Work to complete
I need all the entries repeated exactly as written.

──────── Record set

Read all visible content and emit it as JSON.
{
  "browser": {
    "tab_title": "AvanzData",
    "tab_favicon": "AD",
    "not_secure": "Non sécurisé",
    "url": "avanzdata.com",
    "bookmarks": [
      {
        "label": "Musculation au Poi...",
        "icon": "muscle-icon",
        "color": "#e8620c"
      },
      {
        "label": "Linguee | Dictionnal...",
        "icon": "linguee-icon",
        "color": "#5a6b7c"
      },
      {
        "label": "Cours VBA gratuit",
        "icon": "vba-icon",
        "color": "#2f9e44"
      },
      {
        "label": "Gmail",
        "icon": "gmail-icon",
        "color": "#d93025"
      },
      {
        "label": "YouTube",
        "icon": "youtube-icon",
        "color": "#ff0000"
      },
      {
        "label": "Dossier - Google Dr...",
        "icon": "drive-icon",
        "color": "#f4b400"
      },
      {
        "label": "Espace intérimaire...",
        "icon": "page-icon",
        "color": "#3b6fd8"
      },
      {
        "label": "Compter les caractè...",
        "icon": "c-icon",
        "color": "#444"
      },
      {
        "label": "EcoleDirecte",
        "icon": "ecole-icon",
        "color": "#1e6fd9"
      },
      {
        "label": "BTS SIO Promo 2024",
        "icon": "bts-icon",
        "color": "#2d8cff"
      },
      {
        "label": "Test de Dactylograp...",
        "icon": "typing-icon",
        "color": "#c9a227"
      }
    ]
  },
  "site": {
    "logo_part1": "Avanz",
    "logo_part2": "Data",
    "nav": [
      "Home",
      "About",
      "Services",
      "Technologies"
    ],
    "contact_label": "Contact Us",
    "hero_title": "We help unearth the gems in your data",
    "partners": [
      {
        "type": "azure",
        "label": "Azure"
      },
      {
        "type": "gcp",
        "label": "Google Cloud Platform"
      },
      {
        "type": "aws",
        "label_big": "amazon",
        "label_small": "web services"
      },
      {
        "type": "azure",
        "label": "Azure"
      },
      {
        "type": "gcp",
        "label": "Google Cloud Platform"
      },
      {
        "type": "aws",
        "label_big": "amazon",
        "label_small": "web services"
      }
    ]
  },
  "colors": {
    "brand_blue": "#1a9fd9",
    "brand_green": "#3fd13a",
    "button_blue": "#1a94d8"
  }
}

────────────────

Exercise result
Read all visible content and emit it as JSON.
{
  "browser": {
    "tab_title": "AvanzData",
    "tab_favicon": "AD",
    "not_secure": "Non sécurisé",
    "url": "avanzdata.com",
    "bookmarks": [
      {
        "label": "Musculation au Poi...",
        "icon": "muscle-icon",
        "color": "#e8620c"
      },
      {
        "label": "Linguee | Dictionnal...",
        "icon": "linguee-icon",
        "color": "#5a6b7c"
      },
      {
        "label": "Cours VBA gratuit",
        "icon": "vba-icon",
        "color": "#2f9e44"
      },
      {
        "label": "Gmail",
        "icon": "gmail-icon",
        "color": "#d93025"
      },
      {
        "label": "YouTube",
        "icon": "youtube-icon",
        "color": "#ff0000"
      },
      {
        "label": "Dossier - Google Dr...",
        "icon": "drive-icon",
        "color": "#f4b400"
      },
      {
        "label": "Espace intérimaire...",
        "icon": "page-icon",
        "color": "#3b6fd8"
      },
      {
        "label": "Compter les caractè...",
        "icon": "c-icon",
        "color": "#444"
      },
      {
        "label": "EcoleDirecte",
        "icon": "ecole-icon",
        "color": "#1e6fd9"
      },
      {
        "label": "BTS SIO Promo 2024",
        "icon": "bts-icon",
        "color": "#2d8cff"
      },
      {
        "label": "Test de Dactylograp...",
        "icon": "typing-icon",
        "color": "#c9a227"
      }
    ]
  },
  "site": {
    "logo_part1": "Avanz",
    "logo_part2": "Data",
    "nav": [
      "Home",
      "About",
      "Services",
      "Technologies"
    ],
    "contact_label": "Contact Us",
    "hero_title": "We help unearth the gems in your data",
    "partners": [
      {
        "type": "azure",
        "label": "Azure"
      },
      {
        "type": "gcp",
        "label": "Google Cloud Platform"
      },
      {
        "type": "aws",
        "label_big": "amazon",
        "label_small": "web services"
      },
      {
        "type": "azure",
        "label": "Azure"
      },
      {
        "type": "gcp",
        "label": "Google Cloud Platform"
      },
      {
        "type": "aws",
        "label_big": "amazon",
        "label_small": "web services"
      }
    ]
  },
  "colors": {
    "brand_blue": "#1a9fd9",
    "brand_green": "#3fd13a",
    "button_blue": "#1a94d8"
  }
}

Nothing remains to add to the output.